Installing pedestrian and traffic barriers within warehouses, distribution centers, factories, manufacturing facilities, and other industrial buildings protects personnel from hazards such as vehicles and other dangerous equipment. With these barriers or guardrails in place, a physical separation is created to keep employees safe. In a recent webinar presented by the members of the Protective Guarding Manufacturers Association (ProGMA), participants learned both about “The Purpose of Pedestrian and Traffic Barriers,” as well as the different types of available solutions.
The presenters noted four key reasons to utilize pedestrian and traffic barriers in facilities, all of which carry the potential for significantly higher costs than those associated with installing these guarding systems. They include:

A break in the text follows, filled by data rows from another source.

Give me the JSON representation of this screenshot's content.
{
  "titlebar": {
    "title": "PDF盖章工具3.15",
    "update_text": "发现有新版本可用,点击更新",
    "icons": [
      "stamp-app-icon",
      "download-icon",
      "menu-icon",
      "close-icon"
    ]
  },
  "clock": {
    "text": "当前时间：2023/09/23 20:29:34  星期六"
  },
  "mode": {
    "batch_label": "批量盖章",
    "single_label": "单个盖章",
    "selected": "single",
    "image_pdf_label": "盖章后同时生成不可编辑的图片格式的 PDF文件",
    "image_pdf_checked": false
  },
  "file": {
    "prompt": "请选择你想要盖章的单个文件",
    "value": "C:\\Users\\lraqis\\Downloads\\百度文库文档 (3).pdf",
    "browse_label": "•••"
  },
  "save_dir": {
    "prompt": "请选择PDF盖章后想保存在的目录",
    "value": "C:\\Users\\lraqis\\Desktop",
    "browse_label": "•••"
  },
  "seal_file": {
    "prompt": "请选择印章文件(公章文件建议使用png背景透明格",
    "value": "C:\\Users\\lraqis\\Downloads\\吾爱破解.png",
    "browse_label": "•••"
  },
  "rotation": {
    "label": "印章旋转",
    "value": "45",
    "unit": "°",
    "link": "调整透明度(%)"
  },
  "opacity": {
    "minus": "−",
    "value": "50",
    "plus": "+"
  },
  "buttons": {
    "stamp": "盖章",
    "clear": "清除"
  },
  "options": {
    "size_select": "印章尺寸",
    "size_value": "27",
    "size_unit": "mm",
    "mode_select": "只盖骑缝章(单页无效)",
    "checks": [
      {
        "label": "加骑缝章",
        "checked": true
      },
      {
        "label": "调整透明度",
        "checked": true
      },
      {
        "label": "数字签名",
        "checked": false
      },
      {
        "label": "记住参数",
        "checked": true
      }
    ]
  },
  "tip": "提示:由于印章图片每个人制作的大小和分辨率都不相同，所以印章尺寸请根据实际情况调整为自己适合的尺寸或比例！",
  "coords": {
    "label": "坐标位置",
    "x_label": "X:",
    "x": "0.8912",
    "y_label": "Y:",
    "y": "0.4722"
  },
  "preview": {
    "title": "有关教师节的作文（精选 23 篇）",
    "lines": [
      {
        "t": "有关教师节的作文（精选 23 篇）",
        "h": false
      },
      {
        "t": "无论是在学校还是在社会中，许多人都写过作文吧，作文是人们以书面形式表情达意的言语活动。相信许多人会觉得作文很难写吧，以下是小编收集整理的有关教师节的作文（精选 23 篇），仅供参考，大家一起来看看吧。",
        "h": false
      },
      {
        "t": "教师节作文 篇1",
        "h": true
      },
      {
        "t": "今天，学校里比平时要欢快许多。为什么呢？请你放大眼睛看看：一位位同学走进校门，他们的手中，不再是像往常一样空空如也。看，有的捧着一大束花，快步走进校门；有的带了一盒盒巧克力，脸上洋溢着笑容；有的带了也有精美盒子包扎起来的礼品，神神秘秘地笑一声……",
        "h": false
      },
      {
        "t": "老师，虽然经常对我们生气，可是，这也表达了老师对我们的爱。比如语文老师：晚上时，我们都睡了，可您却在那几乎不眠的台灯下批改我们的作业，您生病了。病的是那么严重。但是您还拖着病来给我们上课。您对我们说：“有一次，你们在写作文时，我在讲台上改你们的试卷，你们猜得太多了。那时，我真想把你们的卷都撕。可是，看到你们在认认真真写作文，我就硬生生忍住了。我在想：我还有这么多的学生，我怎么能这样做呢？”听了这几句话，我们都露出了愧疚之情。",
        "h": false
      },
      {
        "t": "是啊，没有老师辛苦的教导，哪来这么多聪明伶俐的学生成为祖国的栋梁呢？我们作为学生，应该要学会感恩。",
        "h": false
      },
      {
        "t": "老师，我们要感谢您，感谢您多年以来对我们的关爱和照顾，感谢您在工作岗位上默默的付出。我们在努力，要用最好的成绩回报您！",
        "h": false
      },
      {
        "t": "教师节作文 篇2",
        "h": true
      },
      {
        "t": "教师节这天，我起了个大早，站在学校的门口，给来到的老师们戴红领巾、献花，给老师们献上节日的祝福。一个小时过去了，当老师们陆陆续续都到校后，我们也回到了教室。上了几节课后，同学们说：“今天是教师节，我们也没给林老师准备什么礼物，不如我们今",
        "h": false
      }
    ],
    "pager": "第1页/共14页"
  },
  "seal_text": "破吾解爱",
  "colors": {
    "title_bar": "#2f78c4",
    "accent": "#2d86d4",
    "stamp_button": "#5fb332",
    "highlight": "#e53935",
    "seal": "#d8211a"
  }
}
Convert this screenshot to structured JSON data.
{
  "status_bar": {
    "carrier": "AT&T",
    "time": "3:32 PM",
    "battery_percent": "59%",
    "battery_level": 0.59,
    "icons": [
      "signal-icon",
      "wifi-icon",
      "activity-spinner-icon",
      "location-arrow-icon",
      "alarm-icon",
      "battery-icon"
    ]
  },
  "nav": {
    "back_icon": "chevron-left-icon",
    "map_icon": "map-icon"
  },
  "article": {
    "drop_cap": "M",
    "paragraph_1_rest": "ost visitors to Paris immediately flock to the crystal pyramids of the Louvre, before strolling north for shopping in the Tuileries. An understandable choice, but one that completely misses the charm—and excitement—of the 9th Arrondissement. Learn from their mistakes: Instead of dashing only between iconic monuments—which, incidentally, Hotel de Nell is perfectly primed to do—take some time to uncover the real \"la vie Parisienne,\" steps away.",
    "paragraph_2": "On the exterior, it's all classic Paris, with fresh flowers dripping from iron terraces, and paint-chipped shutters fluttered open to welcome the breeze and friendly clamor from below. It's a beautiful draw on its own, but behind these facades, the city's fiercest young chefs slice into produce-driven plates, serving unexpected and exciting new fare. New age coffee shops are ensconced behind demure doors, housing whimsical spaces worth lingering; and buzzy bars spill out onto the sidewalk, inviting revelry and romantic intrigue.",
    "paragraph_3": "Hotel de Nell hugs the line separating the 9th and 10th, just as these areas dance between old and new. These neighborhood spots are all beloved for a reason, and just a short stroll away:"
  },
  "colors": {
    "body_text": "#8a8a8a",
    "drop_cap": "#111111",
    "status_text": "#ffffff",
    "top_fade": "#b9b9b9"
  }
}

- To reduce the risk of a forklift colliding with a person. Citing OSHA statistics, the webinar noted that approximately 35,000 forklift accidents happen annually that result in serious injuries, and 85 of those result in a fatality. Such accidents are not only tragic, but also costly in terms of downtime, rising insurance rates, increased liability, lost efficiency, and even the potential for negative publicity. By utilizing these guarding solutions, pedestrian pathways are clearly delineated to both workers on foot and those operating forklifts and other material handling vehicles. They serve to increase the visibility of safe travel paths and to reinforce separation of the two traffic patters.
- To shield inventory, structures, or equipment. These guarding solutions can be installed to protect expensive assets against potential impacts from forklifts and their loads. In addition to the danger associated with a collision — potentially resulting in damage to an electrical system, racking structure, machinery, or other equipment — replacing or repairing those items can be expensive. Further, the associated downtime required to do so is another costly expenditure.
- To optimize workflow by efficiently routing traffic. Barriers can be used to route and direct foot and vehicle traffic in a specific direction, increasing efficiency by shortening the distance pedestrians need to travel between processes. Additionally, with the COVID-19 pandemic, facilities are increasing using barriers to separate personnel and minimize interpersonal contact while routing them to key areas — such as washing stations or the time clock.
- To create and reinforce a culture of safety. The presence of these guarding solutions serves as a visual reminder to workers that their safety is valued by the operation. By making an effort to minimize their risk in hazardous situations with physical barriers, a company demonstrates the importance of safety to its personnel. It also reinforces employees’ shared responsibility to maintain a safe environment.
The webinar hosts also shared insights into the different types of pedestrian and traffic barriers. Key types include:
- Visual Indicators. Simply by using safety yellow paint or tape on the floor or walls alerts workers that there is a need to be more aware of potential dangers in a given area. While these approaches do not provide any physical protection, they still increase awareness and can slightly reduce risks.
- Physical Delineators. Handrails, which are a lighter form of guardrail that generally provide minimal impact protection, can be used to prevent personnel from leaving a walkway and stepping into a traffic path.
- Impact Barriers. These guardrails are designed and engineered to absorb and deflect the impact of a vehicle. In order to maintain safety, it is extremely important that the guardrail used is sufficiently strong enough to withstand the potential impact forces to which it might be subjected. That is, the design and construction of the guardrail should be suitable for the weights and speeds of the vehicles in circulation within the facility.
The webinar is available for viewing online.
Looking for more information about guardrails and protective barriers? The members of the Protective Guarding Manufacturers Association (ProGMA) are available for guidance and recommendations.